* [Given records]:
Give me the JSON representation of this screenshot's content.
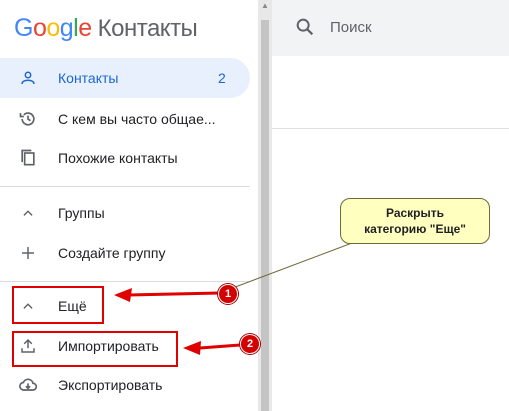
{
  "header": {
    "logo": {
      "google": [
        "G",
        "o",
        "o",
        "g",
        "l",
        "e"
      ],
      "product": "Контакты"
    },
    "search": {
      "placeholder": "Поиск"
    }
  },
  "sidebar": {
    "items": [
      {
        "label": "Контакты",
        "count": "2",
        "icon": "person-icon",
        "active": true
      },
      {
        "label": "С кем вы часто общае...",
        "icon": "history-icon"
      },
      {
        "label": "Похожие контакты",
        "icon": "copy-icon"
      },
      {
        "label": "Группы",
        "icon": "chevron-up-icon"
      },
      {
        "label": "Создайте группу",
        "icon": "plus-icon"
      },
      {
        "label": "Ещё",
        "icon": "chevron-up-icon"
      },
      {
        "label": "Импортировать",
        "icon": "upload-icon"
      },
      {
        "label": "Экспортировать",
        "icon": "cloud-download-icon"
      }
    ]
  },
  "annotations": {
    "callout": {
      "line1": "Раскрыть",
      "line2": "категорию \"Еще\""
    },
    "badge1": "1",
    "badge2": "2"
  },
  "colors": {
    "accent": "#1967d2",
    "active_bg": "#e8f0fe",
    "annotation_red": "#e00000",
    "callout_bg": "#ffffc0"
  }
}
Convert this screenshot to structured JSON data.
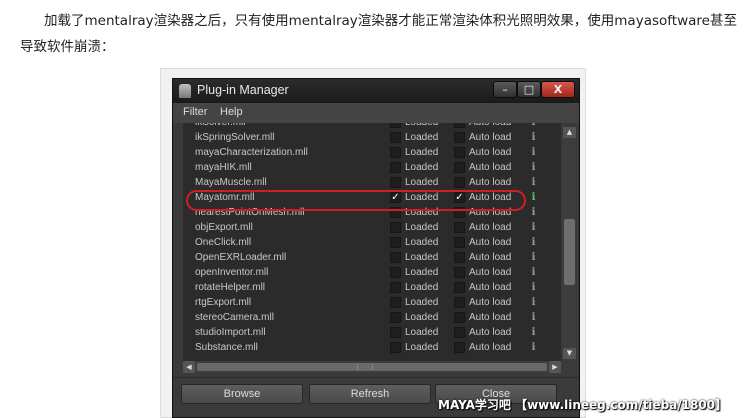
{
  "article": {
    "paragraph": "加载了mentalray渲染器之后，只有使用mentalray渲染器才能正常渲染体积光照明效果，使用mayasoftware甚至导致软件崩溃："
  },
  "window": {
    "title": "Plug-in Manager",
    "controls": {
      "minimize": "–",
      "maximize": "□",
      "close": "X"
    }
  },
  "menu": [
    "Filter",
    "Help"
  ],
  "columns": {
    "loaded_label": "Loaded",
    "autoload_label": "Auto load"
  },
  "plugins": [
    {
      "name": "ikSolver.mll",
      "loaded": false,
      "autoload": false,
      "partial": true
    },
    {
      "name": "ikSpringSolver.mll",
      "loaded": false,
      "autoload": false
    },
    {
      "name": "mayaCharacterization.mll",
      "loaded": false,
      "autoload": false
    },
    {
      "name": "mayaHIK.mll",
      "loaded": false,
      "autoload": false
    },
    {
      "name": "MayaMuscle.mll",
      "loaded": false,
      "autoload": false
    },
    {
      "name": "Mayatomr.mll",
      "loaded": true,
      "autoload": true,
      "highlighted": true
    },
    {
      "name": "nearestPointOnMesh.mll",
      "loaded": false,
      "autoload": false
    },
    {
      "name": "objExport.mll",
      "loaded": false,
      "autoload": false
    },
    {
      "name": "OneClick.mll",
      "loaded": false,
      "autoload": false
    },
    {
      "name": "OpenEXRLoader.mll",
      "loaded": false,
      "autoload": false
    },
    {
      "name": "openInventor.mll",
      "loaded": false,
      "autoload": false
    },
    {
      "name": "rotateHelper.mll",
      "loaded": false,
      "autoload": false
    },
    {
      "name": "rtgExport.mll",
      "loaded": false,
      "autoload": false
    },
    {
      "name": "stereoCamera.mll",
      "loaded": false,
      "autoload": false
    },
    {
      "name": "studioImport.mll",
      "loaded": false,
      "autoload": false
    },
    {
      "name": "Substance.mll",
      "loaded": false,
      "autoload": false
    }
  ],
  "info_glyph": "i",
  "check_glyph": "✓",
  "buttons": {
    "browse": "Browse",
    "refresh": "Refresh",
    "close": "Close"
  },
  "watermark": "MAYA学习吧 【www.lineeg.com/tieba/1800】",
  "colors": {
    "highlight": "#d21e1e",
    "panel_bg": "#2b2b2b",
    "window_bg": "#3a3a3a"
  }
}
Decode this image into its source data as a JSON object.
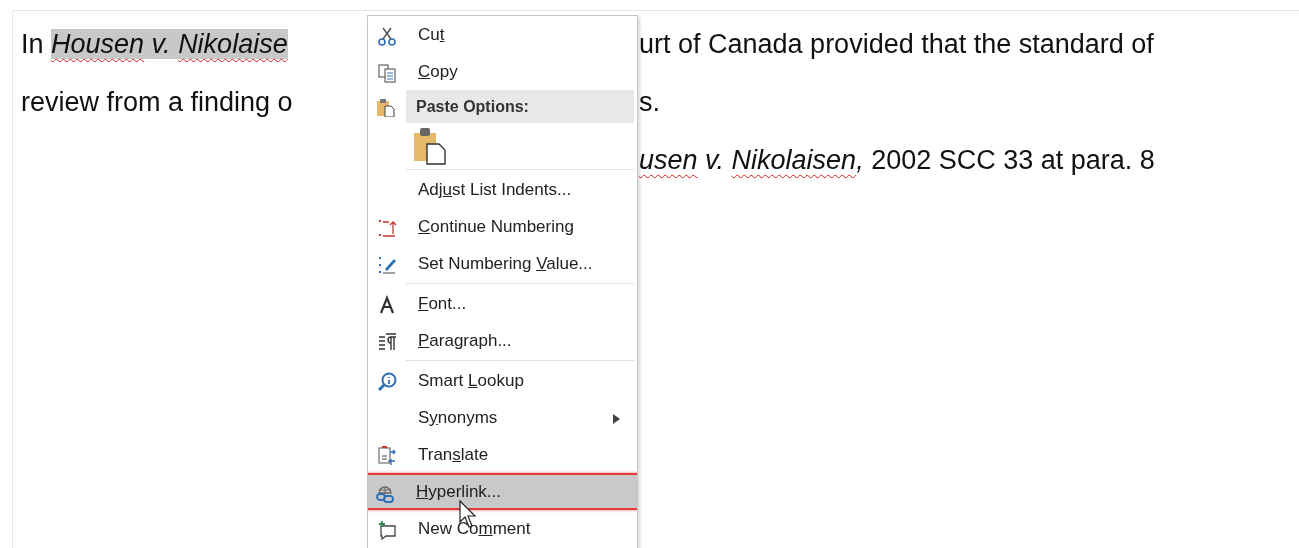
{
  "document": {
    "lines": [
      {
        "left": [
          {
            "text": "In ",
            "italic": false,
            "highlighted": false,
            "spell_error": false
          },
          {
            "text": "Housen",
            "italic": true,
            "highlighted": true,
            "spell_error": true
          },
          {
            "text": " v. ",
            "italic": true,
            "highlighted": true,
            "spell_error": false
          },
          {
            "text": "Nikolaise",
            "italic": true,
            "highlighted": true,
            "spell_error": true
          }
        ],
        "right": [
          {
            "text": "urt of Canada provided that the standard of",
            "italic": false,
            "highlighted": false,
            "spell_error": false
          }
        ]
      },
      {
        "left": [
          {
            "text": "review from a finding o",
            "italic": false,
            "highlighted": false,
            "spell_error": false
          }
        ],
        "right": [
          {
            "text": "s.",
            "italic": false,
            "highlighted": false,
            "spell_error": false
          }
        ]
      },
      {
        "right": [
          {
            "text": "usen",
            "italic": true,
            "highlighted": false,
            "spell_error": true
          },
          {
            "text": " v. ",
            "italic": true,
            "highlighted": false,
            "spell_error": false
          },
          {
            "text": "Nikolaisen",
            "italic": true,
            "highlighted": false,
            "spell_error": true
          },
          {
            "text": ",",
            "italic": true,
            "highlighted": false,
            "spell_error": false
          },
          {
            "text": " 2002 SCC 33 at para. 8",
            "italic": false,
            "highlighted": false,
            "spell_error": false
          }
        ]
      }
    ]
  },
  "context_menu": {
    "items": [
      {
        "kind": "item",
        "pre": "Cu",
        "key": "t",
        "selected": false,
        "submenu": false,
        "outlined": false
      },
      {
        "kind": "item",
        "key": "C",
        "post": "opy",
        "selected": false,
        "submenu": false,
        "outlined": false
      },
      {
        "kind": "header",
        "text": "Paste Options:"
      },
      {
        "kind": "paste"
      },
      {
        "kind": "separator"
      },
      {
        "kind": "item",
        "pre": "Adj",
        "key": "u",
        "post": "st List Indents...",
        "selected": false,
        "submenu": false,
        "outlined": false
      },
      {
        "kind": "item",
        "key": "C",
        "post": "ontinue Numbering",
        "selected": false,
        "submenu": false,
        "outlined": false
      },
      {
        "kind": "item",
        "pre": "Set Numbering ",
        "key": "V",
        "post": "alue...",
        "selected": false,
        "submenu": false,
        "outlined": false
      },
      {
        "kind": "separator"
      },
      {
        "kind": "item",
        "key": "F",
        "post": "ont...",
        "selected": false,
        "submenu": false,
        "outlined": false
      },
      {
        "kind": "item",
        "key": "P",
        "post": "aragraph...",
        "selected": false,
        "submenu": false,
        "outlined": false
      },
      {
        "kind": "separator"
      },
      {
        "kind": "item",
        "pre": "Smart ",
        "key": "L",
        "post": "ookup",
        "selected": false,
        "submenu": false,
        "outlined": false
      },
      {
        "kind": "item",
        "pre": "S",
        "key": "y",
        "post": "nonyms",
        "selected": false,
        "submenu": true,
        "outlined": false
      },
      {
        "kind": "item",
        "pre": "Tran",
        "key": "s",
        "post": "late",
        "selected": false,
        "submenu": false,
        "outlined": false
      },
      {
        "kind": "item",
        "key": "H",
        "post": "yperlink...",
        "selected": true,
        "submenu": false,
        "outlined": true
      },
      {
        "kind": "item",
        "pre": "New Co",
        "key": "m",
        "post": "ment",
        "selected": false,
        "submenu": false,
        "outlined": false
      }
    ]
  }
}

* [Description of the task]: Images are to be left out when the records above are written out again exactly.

* [Completed exercise]:
Give me the JSON representation of this screenshot's content.
{
  "header": {
    "logo": {
      "google": [
        "G",
        "o",
        "o",
        "g",
        "l",
        "e"
      ],
      "product": "Контакты"
    },
    "search": {
      "placeholder": "Поиск"
    }
  },
  "sidebar": {
    "items": [
      {
        "label": "Контакты",
        "count": "2",
        "icon": "person-icon",
        "active": true
      },
      {
        "label": "С кем вы часто общае...",
        "icon": "history-icon"
      },
      {
        "label": "Похожие контакты",
        "icon": "copy-icon"
      },
      {
        "label": "Группы",
        "icon": "chevron-up-icon"
      },
      {
        "label": "Создайте группу",
        "icon": "plus-icon"
      },
      {
        "label": "Ещё",
        "icon": "chevron-up-icon"
      },
      {
        "label": "Импортировать",
        "icon": "upload-icon"
      },
      {
        "label": "Экспортировать",
        "icon": "cloud-download-icon"
      }
    ]
  },
  "annotations": {
    "callout": {
      "line1": "Раскрыть",
      "line2": "категорию \"Еще\""
    },
    "badge1": "1",
    "badge2": "2"
  },
  "colors": {
    "accent": "#1967d2",
    "active_bg": "#e8f0fe",
    "annotation_red": "#e00000",
    "callout_bg": "#ffffc0"
  }
}
Convert this screenshot to structured JSON data.
{
  "article": {
    "paragraph": "加载了mentalray渲染器之后，只有使用mentalray渲染器才能正常渲染体积光照明效果，使用mayasoftware甚至导致软件崩溃："
  },
  "window": {
    "title": "Plug-in Manager",
    "controls": {
      "minimize": "–",
      "maximize": "□",
      "close": "X"
    }
  },
  "menu": [
    "Filter",
    "Help"
  ],
  "columns": {
    "loaded_label": "Loaded",
    "autoload_label": "Auto load"
  },
  "plugins": [
    {
      "name": "ikSolver.mll",
      "loaded": false,
      "autoload": false,
      "partial": true
    },
    {
      "name": "ikSpringSolver.mll",
      "loaded": false,
      "autoload": false
    },
    {
      "name": "mayaCharacterization.mll",
      "loaded": false,
      "autoload": false
    },
    {
      "name": "mayaHIK.mll",
      "loaded": false,
      "autoload": false
    },
    {
      "name": "MayaMuscle.mll",
      "loaded": false,
      "autoload": false
    },
    {
      "name": "Mayatomr.mll",
      "loaded": true,
      "autoload": true,
      "highlighted": true
    },
    {
      "name": "nearestPointOnMesh.mll",
      "loaded": false,
      "autoload": false
    },
    {
      "name": "objExport.mll",
      "loaded": false,
      "autoload": false
    },
    {
      "name": "OneClick.mll",
      "loaded": false,
      "autoload": false
    },
    {
      "name": "OpenEXRLoader.mll",
      "loaded": false,
      "autoload": false
    },
    {
      "name": "openInventor.mll",
      "loaded": false,
      "autoload": false
    },
    {
      "name": "rotateHelper.mll",
      "loaded": false,
      "autoload": false
    },
    {
      "name": "rtgExport.mll",
      "loaded": false,
      "autoload": false
    },
    {
      "name": "stereoCamera.mll",
      "loaded": false,
      "autoload": false
    },
    {
      "name": "studioImport.mll",
      "loaded": false,
      "autoload": false
    },
    {
      "name": "Substance.mll",
      "loaded": false,
      "autoload": false
    }
  ],
  "info_glyph": "i",
  "check_glyph": "✓",
  "buttons": {
    "browse": "Browse",
    "refresh": "Refresh",
    "close": "Close"
  },
  "watermark": "MAYA学习吧 【www.lineeg.com/tieba/1800】",
  "colors": {
    "highlight": "#d21e1e",
    "panel_bg": "#2b2b2b",
    "window_bg": "#3a3a3a"
  }
}
Decode this image into its source data as a JSON object.
{
  "document": {
    "lines": [
      {
        "left": [
          {
            "text": "In ",
            "italic": false,
            "highlighted": false,
            "spell_error": false
          },
          {
            "text": "Housen",
            "italic": true,
            "highlighted": true,
            "spell_error": true
          },
          {
            "text": " v. ",
            "italic": true,
            "highlighted": true,
            "spell_error": false
          },
          {
            "text": "Nikolaise",
            "italic": true,
            "highlighted": true,
            "spell_error": true
          }
        ],
        "right": [
          {
            "text": "urt of Canada provided that the standard of",
            "italic": false,
            "highlighted": false,
            "spell_error": false
          }
        ]
      },
      {
        "left": [
          {
            "text": "review from a finding o",
            "italic": false,
            "highlighted": false,
            "spell_error": false
          }
        ],
        "right": [
          {
            "text": "s.",
            "italic": false,
            "highlighted": false,
            "spell_error": false
          }
        ]
      },
      {
        "right": [
          {
            "text": "usen",
            "italic": true,
            "highlighted": false,
            "spell_error": true
          },
          {
            "text": " v. ",
            "italic": true,
            "highlighted": false,
            "spell_error": false
          },
          {
            "text": "Nikolaisen",
            "italic": true,
            "highlighted": false,
            "spell_error": true
          },
          {
            "text": ",",
            "italic": true,
            "highlighted": false,
            "spell_error": false
          },
          {
            "text": " 2002 SCC 33 at para. 8",
            "italic": false,
            "highlighted": false,
            "spell_error": false
          }
        ]
      }
    ]
  },
  "context_menu": {
    "items": [
      {
        "kind": "item",
        "pre": "Cu",
        "key": "t",
        "selected": false,
        "submenu": false,
        "outlined": false
      },
      {
        "kind": "item",
        "key": "C",
        "post": "opy",
        "selected": false,
        "submenu": false,
        "outlined": false
      },
      {
        "kind": "header",
        "text": "Paste Options:"
      },
      {
        "kind": "paste"
      },
      {
        "kind": "separator"
      },
      {
        "kind": "item",
        "pre": "Adj",
        "key": "u",
        "post": "st List Indents...",
        "selected": false,
        "submenu": false,
        "outlined": false
      },
      {
        "kind": "item",
        "key": "C",
        "post": "ontinue Numbering",
        "selected": false,
        "submenu": false,
        "outlined": false
      },
      {
        "kind": "item",
        "pre": "Set Numbering ",
        "key": "V",
        "post": "alue...",
        "selected": false,
        "submenu": false,
        "outlined": false
      },
      {
        "kind": "separator"
      },
      {
        "kind": "item",
        "key": "F",
        "post": "ont...",
        "selected": false,
        "submenu": false,
        "outlined": false
      },
      {
        "kind": "item",
        "key": "P",
        "post": "aragraph...",
        "selected": false,
        "submenu": false,
        "outlined": false
      },
      {
        "kind": "separator"
      },
      {
        "kind": "item",
        "pre": "Smart ",
        "key": "L",
        "post": "ookup",
        "selected": false,
        "submenu": false,
        "outlined": false
      },
      {
        "kind": "item",
        "pre": "S",
        "key": "y",
        "post": "nonyms",
        "selected": false,
        "submenu": true,
        "outlined": false
      },
      {
        "kind": "item",
        "pre": "Tran",
        "key": "s",
        "post": "late",
        "selected": false,
        "submenu": false,
        "outlined": false
      },
      {
        "kind": "item",
        "key": "H",
        "post": "yperlink...",
        "selected": true,
        "submenu": false,
        "outlined": true
      },
      {
        "kind": "item",
        "pre": "New Co",
        "key": "m",
        "post": "ment",
        "selected": false,
        "submenu": false,
        "outlined": false
      }
    ]
  }
}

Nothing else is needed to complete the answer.